Recently Meredith made the comment that when the silver dust settles on my hair, it makes me look like an old man. Although I do have some grays on my beard, I don’t have much gray hair on my head unless you go looking for it. But her comment made me think, not necessarily about looking old, but when I actually am old how will I feel when the silver dust settles for good on me and on my flute making?
When I decided to make my own flute, I didn’t want it to be like every other handmade flute. I felt a flute could be a work of art, just as beautiful as the music that is made with it. The flute design can tell a story the same way each piece of music tells a story. I wanted to handcraft each piece of the flute myself so my instruments would have a definitive look and sound to them. And so my journey began.
Today I see the flute as a blank silver canvas, ready for the flutemaker and flute player to work with. The people who play my flutes feel the same way. Each flute is unique just as each player is unique.
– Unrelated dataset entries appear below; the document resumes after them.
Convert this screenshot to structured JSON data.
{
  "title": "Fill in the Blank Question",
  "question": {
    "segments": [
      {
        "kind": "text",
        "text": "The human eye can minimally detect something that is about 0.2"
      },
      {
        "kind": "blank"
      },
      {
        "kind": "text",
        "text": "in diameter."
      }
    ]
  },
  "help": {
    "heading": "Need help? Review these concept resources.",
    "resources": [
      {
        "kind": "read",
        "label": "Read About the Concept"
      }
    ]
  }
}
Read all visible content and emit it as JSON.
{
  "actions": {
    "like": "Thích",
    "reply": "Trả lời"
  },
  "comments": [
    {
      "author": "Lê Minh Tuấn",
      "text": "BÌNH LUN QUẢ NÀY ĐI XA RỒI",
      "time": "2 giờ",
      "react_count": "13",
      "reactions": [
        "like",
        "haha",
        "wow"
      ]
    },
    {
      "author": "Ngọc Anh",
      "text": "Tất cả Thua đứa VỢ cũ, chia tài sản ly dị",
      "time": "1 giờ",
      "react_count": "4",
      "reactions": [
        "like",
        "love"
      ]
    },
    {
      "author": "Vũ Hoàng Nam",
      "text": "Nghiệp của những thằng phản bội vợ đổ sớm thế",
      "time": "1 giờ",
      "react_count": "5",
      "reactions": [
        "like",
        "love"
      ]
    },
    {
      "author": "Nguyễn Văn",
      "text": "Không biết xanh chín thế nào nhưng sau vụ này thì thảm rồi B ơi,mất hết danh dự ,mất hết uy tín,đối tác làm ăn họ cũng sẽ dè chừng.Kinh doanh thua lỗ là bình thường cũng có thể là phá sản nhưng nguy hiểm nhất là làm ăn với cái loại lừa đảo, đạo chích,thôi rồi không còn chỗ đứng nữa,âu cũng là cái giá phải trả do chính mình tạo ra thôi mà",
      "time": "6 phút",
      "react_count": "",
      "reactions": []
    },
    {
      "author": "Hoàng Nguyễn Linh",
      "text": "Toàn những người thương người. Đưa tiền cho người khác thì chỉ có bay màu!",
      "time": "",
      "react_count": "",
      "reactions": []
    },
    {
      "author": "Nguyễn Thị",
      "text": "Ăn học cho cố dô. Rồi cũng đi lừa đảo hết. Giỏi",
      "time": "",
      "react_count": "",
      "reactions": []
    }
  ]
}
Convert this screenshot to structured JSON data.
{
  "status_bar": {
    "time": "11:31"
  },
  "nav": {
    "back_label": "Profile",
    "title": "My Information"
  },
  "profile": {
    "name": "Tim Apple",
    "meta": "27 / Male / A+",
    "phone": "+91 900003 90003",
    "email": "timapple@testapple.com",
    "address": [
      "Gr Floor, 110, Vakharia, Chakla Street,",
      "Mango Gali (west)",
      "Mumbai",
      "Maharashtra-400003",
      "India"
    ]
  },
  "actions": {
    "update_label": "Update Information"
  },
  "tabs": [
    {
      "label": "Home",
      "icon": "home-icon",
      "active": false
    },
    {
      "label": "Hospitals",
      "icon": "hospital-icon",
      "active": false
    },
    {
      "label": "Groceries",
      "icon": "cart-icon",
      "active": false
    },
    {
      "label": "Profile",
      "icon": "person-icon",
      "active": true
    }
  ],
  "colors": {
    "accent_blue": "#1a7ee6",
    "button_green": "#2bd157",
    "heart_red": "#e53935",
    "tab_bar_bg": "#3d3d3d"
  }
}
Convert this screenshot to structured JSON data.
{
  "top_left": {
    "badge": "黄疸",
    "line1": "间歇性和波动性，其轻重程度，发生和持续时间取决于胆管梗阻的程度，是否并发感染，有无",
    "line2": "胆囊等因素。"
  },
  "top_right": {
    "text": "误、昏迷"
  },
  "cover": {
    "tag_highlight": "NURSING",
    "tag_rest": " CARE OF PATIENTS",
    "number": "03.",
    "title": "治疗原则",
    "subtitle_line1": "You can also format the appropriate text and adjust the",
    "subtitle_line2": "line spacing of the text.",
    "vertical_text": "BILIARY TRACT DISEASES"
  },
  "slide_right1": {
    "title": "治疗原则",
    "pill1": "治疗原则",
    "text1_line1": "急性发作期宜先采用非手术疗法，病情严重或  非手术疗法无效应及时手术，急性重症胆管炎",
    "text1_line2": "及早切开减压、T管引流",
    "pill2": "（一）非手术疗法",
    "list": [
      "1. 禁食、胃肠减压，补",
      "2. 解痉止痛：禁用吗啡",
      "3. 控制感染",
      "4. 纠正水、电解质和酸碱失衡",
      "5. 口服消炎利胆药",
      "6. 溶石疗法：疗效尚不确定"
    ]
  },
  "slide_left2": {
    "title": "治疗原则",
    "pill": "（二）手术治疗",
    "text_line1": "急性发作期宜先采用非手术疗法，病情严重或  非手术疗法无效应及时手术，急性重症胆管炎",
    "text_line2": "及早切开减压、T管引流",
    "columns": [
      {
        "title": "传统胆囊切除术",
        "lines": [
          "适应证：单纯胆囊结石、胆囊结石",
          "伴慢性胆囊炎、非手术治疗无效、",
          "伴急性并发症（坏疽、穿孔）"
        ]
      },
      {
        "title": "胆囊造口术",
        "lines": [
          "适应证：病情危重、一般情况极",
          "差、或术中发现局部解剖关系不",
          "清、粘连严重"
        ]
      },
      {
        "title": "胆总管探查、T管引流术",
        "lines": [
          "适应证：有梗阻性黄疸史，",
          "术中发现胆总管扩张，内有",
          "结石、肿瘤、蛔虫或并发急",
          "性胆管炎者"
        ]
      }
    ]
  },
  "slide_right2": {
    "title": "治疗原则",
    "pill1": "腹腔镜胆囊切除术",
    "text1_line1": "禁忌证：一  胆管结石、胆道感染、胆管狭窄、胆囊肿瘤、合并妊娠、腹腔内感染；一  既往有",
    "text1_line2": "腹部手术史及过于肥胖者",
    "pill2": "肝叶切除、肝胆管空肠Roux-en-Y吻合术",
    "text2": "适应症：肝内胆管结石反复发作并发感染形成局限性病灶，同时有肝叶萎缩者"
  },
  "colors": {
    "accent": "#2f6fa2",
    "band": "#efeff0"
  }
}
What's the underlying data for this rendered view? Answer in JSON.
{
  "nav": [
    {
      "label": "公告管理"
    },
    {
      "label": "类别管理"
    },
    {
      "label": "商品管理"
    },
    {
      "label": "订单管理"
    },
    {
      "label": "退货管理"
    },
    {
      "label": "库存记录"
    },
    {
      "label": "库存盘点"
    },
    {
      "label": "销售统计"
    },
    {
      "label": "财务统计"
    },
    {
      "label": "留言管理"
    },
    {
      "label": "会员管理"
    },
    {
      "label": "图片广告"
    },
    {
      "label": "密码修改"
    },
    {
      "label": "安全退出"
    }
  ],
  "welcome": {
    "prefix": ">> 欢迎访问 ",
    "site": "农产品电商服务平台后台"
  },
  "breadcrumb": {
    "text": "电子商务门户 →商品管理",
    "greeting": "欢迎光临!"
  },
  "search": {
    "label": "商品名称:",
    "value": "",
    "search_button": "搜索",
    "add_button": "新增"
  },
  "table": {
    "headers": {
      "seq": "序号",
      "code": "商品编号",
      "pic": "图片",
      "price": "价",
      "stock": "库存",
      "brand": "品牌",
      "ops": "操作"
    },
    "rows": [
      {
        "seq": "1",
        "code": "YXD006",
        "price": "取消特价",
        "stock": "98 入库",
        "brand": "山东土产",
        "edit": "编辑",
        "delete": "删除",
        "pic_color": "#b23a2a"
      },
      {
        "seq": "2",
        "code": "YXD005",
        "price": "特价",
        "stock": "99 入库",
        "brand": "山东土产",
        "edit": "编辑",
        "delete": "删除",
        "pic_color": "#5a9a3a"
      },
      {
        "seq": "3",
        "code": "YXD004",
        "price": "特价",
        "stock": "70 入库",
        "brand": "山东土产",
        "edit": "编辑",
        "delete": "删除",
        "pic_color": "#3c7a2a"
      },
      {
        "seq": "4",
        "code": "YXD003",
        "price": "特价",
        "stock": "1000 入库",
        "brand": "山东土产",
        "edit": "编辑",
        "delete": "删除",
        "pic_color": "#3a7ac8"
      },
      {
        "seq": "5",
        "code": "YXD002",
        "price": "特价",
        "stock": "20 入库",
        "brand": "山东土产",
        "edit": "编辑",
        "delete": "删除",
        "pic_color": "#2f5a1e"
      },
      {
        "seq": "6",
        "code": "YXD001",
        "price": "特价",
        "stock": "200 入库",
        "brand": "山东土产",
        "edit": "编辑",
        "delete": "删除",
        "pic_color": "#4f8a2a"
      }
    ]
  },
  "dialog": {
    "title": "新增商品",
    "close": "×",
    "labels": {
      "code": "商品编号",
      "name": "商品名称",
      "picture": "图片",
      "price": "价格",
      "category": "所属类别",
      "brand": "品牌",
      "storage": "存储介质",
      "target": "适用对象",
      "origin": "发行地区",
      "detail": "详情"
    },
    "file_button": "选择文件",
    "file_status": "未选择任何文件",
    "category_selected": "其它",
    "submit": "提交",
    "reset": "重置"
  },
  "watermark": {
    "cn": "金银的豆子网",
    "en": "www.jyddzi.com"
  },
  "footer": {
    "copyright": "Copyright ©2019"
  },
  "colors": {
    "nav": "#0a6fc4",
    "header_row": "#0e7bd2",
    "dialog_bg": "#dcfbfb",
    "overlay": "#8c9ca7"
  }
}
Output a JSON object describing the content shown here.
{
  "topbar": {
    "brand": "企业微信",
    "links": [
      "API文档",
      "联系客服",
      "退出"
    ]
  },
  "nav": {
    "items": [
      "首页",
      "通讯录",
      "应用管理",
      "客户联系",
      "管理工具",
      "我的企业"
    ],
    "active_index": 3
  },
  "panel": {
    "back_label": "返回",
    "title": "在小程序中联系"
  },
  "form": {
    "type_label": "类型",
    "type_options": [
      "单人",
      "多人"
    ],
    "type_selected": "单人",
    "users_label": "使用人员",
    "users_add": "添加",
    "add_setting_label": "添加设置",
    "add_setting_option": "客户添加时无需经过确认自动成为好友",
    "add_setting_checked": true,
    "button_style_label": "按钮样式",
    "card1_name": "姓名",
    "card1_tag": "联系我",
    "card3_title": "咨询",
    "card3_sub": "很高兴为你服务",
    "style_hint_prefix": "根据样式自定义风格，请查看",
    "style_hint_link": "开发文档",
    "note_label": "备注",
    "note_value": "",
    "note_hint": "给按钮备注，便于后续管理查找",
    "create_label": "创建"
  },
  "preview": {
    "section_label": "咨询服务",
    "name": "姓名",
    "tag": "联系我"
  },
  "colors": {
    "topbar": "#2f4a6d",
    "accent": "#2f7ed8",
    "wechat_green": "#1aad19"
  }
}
So when the silver dust settles and I put down my tools for the last time, how will I feel about where my journey has taken me? I haven’t sold a great number of flutes, but they stand up acoustically and mechanically to any other flute. They will be handed down through generations of flutists. What really makes them stand apart from every other flute in history is the artwork and truly handmade construction. That is my legacy.